■ ACTIVITY
Each line below that includes "name" counts once; report the total and nothing more.

(Component data from apps and pages)
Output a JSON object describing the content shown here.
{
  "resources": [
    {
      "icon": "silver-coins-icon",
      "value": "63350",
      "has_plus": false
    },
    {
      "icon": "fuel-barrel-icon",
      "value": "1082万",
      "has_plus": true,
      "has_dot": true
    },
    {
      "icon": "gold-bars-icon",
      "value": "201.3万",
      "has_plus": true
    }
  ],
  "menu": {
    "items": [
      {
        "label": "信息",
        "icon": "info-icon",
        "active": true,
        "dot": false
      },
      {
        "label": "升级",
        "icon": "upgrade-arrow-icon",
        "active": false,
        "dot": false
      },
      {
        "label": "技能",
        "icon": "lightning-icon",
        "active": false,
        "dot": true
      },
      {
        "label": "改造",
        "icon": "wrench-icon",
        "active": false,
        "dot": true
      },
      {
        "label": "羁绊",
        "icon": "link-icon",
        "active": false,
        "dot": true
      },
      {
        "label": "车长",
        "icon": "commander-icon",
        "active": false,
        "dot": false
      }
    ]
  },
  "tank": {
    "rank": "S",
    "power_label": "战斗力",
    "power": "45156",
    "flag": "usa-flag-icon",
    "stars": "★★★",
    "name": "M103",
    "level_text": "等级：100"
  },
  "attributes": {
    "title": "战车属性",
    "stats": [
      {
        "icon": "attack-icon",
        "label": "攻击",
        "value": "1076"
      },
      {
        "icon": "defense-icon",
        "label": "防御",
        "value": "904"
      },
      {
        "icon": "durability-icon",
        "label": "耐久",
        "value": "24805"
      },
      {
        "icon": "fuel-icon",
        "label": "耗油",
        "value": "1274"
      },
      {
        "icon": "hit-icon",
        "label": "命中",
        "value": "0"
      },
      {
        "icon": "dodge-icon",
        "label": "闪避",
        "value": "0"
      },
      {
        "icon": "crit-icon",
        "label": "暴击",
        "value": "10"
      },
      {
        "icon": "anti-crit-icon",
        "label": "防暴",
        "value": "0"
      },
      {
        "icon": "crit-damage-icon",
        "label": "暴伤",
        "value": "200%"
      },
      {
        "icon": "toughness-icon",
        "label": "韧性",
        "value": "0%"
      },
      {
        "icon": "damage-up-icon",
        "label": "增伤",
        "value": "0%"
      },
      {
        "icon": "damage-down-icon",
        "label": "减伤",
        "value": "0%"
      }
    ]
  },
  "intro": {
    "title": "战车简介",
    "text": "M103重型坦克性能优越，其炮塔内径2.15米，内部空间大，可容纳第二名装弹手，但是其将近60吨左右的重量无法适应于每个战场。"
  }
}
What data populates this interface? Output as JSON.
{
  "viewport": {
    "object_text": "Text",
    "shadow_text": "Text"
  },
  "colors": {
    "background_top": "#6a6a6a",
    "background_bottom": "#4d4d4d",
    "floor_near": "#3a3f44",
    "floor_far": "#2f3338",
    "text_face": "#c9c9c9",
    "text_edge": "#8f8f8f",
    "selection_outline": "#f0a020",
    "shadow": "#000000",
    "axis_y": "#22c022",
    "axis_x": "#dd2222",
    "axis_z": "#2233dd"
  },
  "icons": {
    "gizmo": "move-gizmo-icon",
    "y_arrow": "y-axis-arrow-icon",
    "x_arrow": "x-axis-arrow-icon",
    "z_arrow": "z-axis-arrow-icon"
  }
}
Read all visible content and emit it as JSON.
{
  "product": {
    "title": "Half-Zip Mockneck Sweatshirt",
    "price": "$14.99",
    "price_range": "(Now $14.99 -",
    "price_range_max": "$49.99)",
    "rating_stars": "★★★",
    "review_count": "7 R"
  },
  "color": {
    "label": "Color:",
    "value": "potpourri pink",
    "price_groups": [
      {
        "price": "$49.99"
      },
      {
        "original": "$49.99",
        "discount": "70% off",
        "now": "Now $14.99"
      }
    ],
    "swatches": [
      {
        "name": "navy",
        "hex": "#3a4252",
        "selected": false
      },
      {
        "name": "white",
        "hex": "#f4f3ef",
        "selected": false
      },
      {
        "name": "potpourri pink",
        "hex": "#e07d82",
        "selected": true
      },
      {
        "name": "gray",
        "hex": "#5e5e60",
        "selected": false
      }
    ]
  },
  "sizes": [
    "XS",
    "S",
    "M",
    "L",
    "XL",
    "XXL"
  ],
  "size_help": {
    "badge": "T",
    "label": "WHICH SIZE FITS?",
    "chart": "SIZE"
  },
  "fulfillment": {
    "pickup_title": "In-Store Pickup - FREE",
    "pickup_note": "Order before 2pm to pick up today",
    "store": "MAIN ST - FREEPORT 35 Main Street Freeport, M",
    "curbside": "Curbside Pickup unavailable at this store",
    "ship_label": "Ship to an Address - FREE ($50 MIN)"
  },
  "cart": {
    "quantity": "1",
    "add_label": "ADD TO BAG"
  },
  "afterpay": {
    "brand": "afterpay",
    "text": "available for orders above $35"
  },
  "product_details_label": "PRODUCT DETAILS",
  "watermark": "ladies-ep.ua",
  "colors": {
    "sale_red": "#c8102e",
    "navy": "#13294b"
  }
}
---
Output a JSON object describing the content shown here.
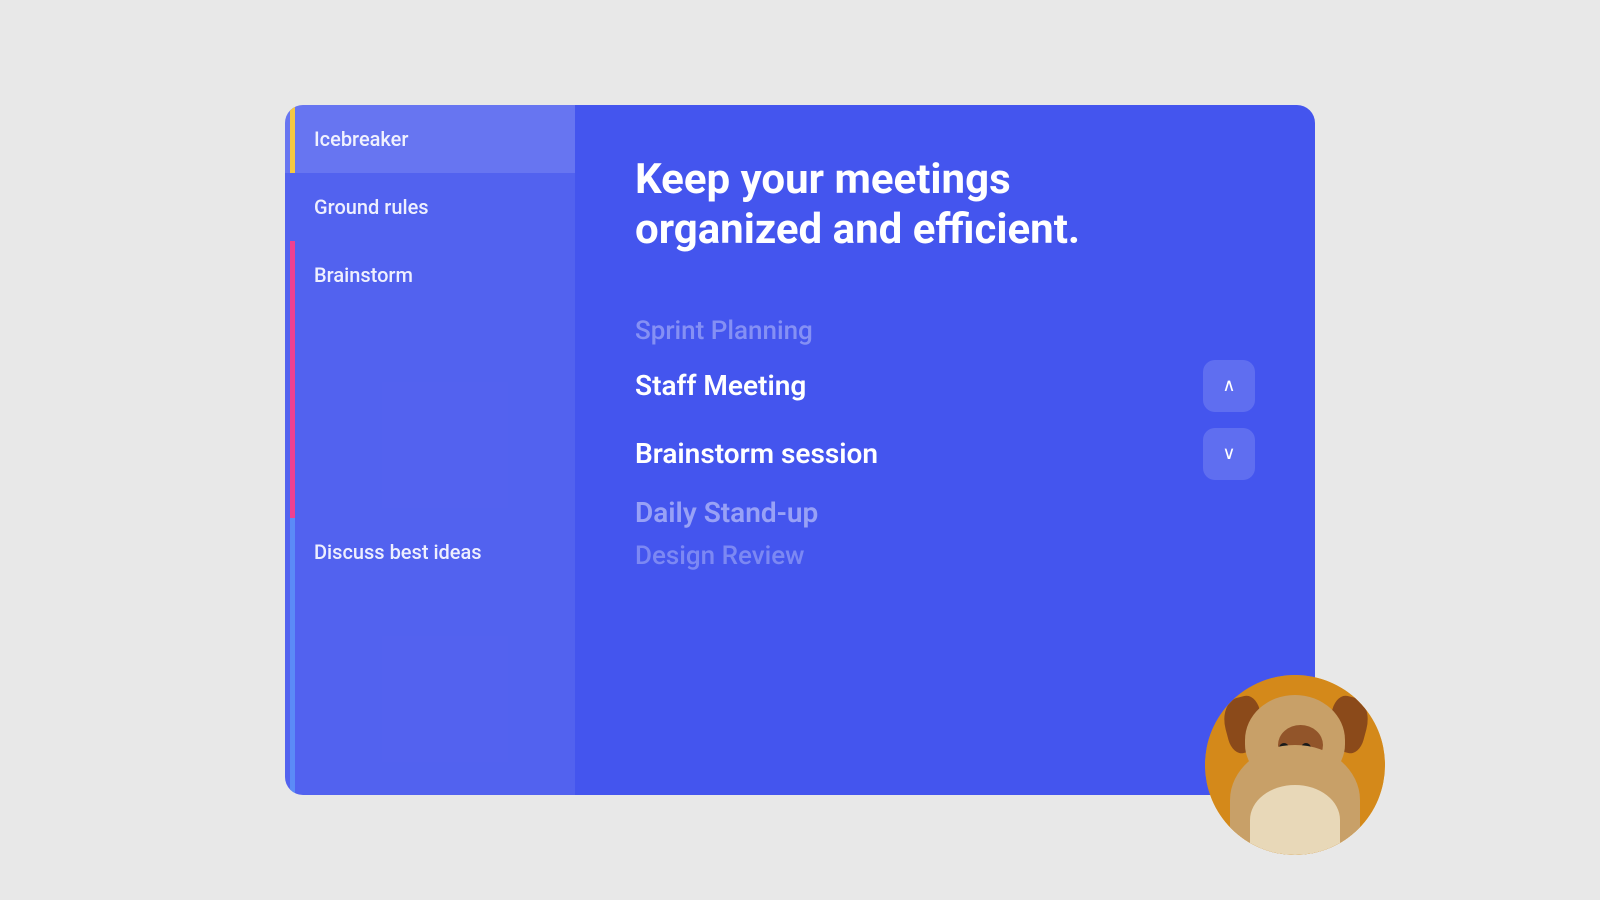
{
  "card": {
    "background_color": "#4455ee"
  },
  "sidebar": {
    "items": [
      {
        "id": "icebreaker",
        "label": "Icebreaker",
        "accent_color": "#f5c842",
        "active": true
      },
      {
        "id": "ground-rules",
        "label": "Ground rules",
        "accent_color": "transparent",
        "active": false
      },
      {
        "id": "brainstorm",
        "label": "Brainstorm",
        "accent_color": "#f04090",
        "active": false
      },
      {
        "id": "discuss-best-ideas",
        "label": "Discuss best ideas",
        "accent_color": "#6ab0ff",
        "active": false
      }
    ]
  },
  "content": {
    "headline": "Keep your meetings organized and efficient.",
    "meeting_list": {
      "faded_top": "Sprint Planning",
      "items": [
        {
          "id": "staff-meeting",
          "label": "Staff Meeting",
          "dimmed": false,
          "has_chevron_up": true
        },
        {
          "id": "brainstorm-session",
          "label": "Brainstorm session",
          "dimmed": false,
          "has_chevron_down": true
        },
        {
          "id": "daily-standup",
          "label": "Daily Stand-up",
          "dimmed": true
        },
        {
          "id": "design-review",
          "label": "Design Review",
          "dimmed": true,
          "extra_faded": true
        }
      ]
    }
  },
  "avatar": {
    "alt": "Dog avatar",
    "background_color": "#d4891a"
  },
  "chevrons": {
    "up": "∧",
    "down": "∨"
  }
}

■ SOLUTION
5